This makes simple randomized algorithms difficult to analyze because there are subtle dependencies to be taken into account. Huge semantic gaps between theoretical insights, formulated algorithms, programming languages and hardware pose a challenge to efficient implementations of simple algorithms, because small implementation details can have rippling effects on execution behavior; the only reliable way to compare several implementations of an algorithm is to spend an considerable amount of time on tuning and profiling, running those algorithms on multiple architectures, looking at the generated machine code. See: Experimental algorithmics Implementations of algorithms used for experiments differ in significant ways from code usable in applications.
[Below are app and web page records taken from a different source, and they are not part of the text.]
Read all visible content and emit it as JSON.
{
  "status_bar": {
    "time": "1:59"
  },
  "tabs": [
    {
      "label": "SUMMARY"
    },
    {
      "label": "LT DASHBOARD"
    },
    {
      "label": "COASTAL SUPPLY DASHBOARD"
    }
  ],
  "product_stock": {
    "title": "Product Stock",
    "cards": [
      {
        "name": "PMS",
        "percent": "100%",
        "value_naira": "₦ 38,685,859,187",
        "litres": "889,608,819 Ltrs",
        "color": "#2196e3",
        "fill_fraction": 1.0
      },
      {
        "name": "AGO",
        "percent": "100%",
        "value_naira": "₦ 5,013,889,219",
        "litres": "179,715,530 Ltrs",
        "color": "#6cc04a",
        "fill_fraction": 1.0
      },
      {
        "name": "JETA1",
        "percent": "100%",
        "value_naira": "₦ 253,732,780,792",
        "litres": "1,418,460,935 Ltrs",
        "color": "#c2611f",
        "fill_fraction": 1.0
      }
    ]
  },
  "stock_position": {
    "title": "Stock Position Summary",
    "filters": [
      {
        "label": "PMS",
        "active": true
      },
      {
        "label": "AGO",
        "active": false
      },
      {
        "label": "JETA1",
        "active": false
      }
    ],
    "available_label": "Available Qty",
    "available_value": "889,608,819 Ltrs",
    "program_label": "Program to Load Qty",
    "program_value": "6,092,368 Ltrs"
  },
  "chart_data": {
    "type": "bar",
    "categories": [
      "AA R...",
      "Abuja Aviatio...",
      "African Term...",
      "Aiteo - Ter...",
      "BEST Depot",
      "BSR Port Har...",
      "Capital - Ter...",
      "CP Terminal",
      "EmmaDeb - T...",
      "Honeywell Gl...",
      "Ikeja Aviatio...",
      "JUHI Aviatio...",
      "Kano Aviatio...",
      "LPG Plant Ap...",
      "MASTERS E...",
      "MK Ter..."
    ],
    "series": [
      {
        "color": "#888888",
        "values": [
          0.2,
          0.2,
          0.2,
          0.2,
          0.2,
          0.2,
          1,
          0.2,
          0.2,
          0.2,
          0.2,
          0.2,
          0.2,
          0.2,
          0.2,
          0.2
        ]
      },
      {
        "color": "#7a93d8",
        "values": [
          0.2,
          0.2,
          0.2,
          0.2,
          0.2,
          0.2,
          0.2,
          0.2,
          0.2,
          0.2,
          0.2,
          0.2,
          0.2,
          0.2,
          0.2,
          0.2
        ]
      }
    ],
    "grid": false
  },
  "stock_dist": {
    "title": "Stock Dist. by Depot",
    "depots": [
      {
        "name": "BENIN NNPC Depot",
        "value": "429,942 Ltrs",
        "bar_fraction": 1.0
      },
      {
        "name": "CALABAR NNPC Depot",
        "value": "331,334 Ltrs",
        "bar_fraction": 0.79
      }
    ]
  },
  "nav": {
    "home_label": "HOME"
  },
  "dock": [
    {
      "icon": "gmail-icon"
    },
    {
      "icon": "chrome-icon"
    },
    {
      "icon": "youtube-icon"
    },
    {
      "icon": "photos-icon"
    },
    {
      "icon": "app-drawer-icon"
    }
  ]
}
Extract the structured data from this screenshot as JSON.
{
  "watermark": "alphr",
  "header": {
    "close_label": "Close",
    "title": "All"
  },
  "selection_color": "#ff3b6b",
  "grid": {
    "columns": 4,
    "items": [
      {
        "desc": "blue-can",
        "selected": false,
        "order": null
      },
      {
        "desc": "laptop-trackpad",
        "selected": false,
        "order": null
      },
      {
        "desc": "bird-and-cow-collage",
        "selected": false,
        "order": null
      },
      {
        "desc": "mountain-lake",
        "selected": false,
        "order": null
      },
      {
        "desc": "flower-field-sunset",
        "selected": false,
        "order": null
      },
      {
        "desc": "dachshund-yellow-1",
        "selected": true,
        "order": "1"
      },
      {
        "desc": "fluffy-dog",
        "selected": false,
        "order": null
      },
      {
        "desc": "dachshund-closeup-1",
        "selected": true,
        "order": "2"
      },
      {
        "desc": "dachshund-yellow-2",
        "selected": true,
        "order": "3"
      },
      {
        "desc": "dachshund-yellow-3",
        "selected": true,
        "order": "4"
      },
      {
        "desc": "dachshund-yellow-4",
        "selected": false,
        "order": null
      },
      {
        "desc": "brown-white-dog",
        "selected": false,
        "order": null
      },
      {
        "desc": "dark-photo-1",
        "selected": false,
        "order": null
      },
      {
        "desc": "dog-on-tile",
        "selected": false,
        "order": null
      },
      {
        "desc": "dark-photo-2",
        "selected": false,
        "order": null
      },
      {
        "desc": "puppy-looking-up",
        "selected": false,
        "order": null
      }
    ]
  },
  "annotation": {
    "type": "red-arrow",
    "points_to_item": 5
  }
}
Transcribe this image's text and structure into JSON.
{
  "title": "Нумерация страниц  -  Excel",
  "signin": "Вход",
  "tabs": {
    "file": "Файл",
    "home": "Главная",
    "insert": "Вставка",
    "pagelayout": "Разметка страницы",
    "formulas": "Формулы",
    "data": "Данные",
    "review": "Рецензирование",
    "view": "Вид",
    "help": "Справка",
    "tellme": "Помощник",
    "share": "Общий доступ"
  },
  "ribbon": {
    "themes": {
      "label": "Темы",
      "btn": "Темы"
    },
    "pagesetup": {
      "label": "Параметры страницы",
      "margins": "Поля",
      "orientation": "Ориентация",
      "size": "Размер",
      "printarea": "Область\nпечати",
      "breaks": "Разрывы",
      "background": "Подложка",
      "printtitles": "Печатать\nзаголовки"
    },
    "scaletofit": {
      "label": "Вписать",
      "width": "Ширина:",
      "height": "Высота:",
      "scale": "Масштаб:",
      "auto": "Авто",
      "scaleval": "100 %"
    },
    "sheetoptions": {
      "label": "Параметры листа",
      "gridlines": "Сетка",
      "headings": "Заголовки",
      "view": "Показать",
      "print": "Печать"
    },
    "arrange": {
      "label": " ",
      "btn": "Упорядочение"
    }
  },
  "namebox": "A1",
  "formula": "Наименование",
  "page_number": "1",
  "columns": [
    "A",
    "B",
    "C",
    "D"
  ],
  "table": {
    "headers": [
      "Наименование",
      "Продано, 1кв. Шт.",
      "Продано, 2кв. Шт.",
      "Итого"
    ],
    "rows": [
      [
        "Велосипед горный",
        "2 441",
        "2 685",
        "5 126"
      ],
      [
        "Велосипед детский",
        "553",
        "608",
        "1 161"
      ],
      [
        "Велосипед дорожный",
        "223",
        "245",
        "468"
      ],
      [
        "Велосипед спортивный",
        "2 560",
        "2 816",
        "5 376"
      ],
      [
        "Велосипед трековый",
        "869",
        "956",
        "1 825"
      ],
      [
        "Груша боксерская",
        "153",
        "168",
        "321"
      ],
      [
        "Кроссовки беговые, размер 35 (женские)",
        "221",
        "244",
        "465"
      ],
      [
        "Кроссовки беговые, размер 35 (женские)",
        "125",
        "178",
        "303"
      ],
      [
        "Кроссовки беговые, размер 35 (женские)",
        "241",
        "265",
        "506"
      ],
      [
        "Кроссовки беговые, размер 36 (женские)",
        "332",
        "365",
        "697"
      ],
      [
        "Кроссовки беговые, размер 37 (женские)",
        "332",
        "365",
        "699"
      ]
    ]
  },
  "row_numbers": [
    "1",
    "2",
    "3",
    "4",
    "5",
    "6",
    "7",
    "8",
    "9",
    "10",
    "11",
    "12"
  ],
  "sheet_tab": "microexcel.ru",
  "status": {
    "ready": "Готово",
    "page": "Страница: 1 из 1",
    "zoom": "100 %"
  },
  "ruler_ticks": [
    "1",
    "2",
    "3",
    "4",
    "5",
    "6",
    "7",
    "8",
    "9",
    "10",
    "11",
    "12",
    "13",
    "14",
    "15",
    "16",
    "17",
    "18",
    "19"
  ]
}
While the former prioritizes fast prototyping and instrumentation for measurements during experiments, the latter requires thorough testing, maintainability and tuning for particular classes of inputs. Stable, well-tested algorithm libraries like LEDA play an important role in technology transfer by speeding up the adoption of new algorithms in applications.
Such libraries reduce the required investment and risk for practitioners, because it removes the burden of understanding and implementing the results of academic research. Two main conferences on Algorithm Engineering are organized annually, namely: Symposium on Experimental Algorithms, established in 1997. SIAM Meeting on Algorithm Engineering and Experiments, established in 1999; the 1997 Workshop on Algorithm Engineering was held in Venice on September 11–13, 1997. The Third International Workshop on Algorithm Engineering was held in London, UK in July 1999; the first Workshop on Algorithm Engineering and Experimentation was held in Baltimore, Maryland on January 15–16, 1999. It was sponsored by DIMACS, the Center for Discrete Mathematics and Theoretical Computer Science, with additional support from SIGACT, the ACM Special Interest Group on Algorithms and Computation Theory, SIAM, the Society for Industrial and Applied Mathematics